_ACTIVITY_. Return every line of the data below that includes the string "this".

_Element data from apps and pages_.

--- START ---

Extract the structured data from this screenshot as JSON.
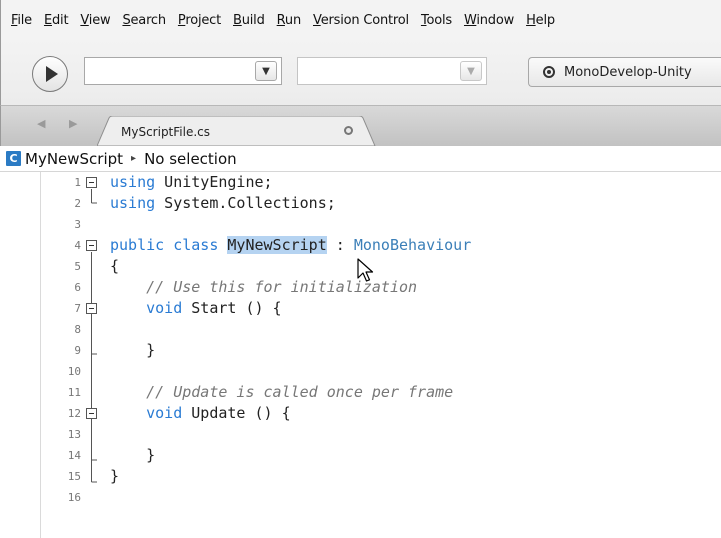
{
  "menu": [
    {
      "label": "File",
      "key": "F",
      "rest": "ile"
    },
    {
      "label": "Edit",
      "key": "E",
      "rest": "dit"
    },
    {
      "label": "View",
      "key": "V",
      "rest": "iew"
    },
    {
      "label": "Search",
      "key": "S",
      "rest": "earch"
    },
    {
      "label": "Project",
      "key": "P",
      "rest": "roject"
    },
    {
      "label": "Build",
      "key": "B",
      "rest": "uild"
    },
    {
      "label": "Run",
      "key": "R",
      "rest": "un"
    },
    {
      "label": "Version Control",
      "key": "V",
      "rest": "ersion Control"
    },
    {
      "label": "Tools",
      "key": "T",
      "rest": "ools"
    },
    {
      "label": "Window",
      "key": "W",
      "rest": "indow"
    },
    {
      "label": "Help",
      "key": "H",
      "rest": "elp"
    }
  ],
  "toolbar": {
    "run_icon": "play-icon",
    "configuration_value": "",
    "platform_value": "",
    "target_label": "MonoDevelop-Unity",
    "target_icon": "radio-target-icon"
  },
  "tabs": [
    {
      "label": "MyScriptFile.cs",
      "modified_icon": "unsaved-dot-icon"
    }
  ],
  "breadcrumb": {
    "icon_letter": "C",
    "class_name": "MyNewScript",
    "separator": "▸",
    "member": "No selection"
  },
  "editor": {
    "lines": [
      {
        "n": "1",
        "text": "using UnityEngine;"
      },
      {
        "n": "2",
        "text": "using System.Collections;"
      },
      {
        "n": "3",
        "text": ""
      },
      {
        "n": "4",
        "text": "public class MyNewScript : MonoBehaviour"
      },
      {
        "n": "5",
        "text": "{"
      },
      {
        "n": "6",
        "text": "// Use this for initialization"
      },
      {
        "n": "7",
        "text": "void Start () {"
      },
      {
        "n": "8",
        "text": ""
      },
      {
        "n": "9",
        "text": "}"
      },
      {
        "n": "10",
        "text": ""
      },
      {
        "n": "11",
        "text": "// Update is called once per frame"
      },
      {
        "n": "12",
        "text": "void Update () {"
      },
      {
        "n": "13",
        "text": ""
      },
      {
        "n": "14",
        "text": "}"
      },
      {
        "n": "15",
        "text": "}"
      },
      {
        "n": "16",
        "text": ""
      }
    ],
    "selected_text": "MyNewScript"
  },
  "colors": {
    "keyword": "#2a7bd3",
    "comment": "#777777",
    "selection": "#b5d3f1",
    "class_icon": "#2b7bc4"
  }
}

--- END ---

_EXERCISE OUTPUT_.
Extract the structured data from this screenshot as JSON.
        "text": "// Use this for initialization"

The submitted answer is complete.